__Your assignment__
Every record must be copied exactly, from first line to last.

*** Opening of Record set ***

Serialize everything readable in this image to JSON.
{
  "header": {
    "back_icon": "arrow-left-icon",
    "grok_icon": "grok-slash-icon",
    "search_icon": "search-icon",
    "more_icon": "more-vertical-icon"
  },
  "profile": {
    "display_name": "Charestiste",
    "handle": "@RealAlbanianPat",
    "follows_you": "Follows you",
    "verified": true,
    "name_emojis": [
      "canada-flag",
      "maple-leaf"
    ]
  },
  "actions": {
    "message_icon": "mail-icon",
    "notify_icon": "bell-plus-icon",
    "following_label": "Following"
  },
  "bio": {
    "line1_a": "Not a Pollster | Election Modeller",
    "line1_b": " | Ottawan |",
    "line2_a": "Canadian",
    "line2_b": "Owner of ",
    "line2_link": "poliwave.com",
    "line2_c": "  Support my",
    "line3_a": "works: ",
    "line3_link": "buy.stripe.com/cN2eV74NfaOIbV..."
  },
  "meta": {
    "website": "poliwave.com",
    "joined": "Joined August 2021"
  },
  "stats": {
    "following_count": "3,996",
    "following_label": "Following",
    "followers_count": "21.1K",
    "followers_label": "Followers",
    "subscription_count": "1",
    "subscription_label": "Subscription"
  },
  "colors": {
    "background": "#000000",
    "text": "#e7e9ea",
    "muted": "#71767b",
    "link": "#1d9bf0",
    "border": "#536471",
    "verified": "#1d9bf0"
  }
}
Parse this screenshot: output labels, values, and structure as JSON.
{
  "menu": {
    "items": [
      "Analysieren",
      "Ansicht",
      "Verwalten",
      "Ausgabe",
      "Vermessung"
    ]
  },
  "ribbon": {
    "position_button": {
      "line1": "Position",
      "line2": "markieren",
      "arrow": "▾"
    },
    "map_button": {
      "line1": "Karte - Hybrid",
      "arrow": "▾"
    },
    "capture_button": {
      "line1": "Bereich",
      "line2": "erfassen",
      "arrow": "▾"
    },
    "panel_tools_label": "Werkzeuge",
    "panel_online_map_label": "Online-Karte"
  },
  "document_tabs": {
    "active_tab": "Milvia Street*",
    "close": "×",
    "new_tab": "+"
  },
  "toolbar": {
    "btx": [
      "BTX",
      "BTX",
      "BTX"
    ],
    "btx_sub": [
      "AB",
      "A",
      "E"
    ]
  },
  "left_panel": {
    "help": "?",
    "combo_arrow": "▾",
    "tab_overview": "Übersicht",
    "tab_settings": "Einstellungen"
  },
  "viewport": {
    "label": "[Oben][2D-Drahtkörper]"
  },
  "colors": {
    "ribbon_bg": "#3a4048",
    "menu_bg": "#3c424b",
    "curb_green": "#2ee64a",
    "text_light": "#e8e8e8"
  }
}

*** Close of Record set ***

__Solution__
Serialize everything readable in this image to JSON.
{
  "header": {
    "back_icon": "arrow-left-icon",
    "grok_icon": "grok-slash-icon",
    "search_icon": "search-icon",
    "more_icon": "more-vertical-icon"
  },
  "profile": {
    "display_name": "Charestiste",
    "handle": "@RealAlbanianPat",
    "follows_you": "Follows you",
    "verified": true,
    "name_emojis": [
      "canada-flag",
      "maple-leaf"
    ]
  },
  "actions": {
    "message_icon": "mail-icon",
    "notify_icon": "bell-plus-icon",
    "following_label": "Following"
  },
  "bio": {
    "line1_a": "Not a Pollster | Election Modeller",
    "line1_b": " | Ottawan |",
    "line2_a": "Canadian",
    "line2_b": "Owner of ",
    "line2_link": "poliwave.com",
    "line2_c": "  Support my",
    "line3_a": "works: ",
    "line3_link": "buy.stripe.com/cN2eV74NfaOIbV..."
  },
  "meta": {
    "website": "poliwave.com",
    "joined": "Joined August 2021"
  },
  "stats": {
    "following_count": "3,996",
    "following_label": "Following",
    "followers_count": "21.1K",
    "followers_label": "Followers",
    "subscription_count": "1",
    "subscription_label": "Subscription"
  },
  "colors": {
    "background": "#000000",
    "text": "#e7e9ea",
    "muted": "#71767b",
    "link": "#1d9bf0",
    "border": "#536471",
    "verified": "#1d9bf0"
  }
}
Parse this screenshot: output labels, values, and structure as JSON.
{
  "menu": {
    "items": [
      "Analysieren",
      "Ansicht",
      "Verwalten",
      "Ausgabe",
      "Vermessung"
    ]
  },
  "ribbon": {
    "position_button": {
      "line1": "Position",
      "line2": "markieren",
      "arrow": "▾"
    },
    "map_button": {
      "line1": "Karte - Hybrid",
      "arrow": "▾"
    },
    "capture_button": {
      "line1": "Bereich",
      "line2": "erfassen",
      "arrow": "▾"
    },
    "panel_tools_label": "Werkzeuge",
    "panel_online_map_label": "Online-Karte"
  },
  "document_tabs": {
    "active_tab": "Milvia Street*",
    "close": "×",
    "new_tab": "+"
  },
  "toolbar": {
    "btx": [
      "BTX",
      "BTX",
      "BTX"
    ],
    "btx_sub": [
      "AB",
      "A",
      "E"
    ]
  },
  "left_panel": {
    "help": "?",
    "combo_arrow": "▾",
    "tab_overview": "Übersicht",
    "tab_settings": "Einstellungen"
  },
  "viewport": {
    "label": "[Oben][2D-Drahtkörper]"
  },
  "colors": {
    "ribbon_bg": "#3a4048",
    "menu_bg": "#3c424b",
    "curb_green": "#2ee64a",
    "text_light": "#e8e8e8"
  }
}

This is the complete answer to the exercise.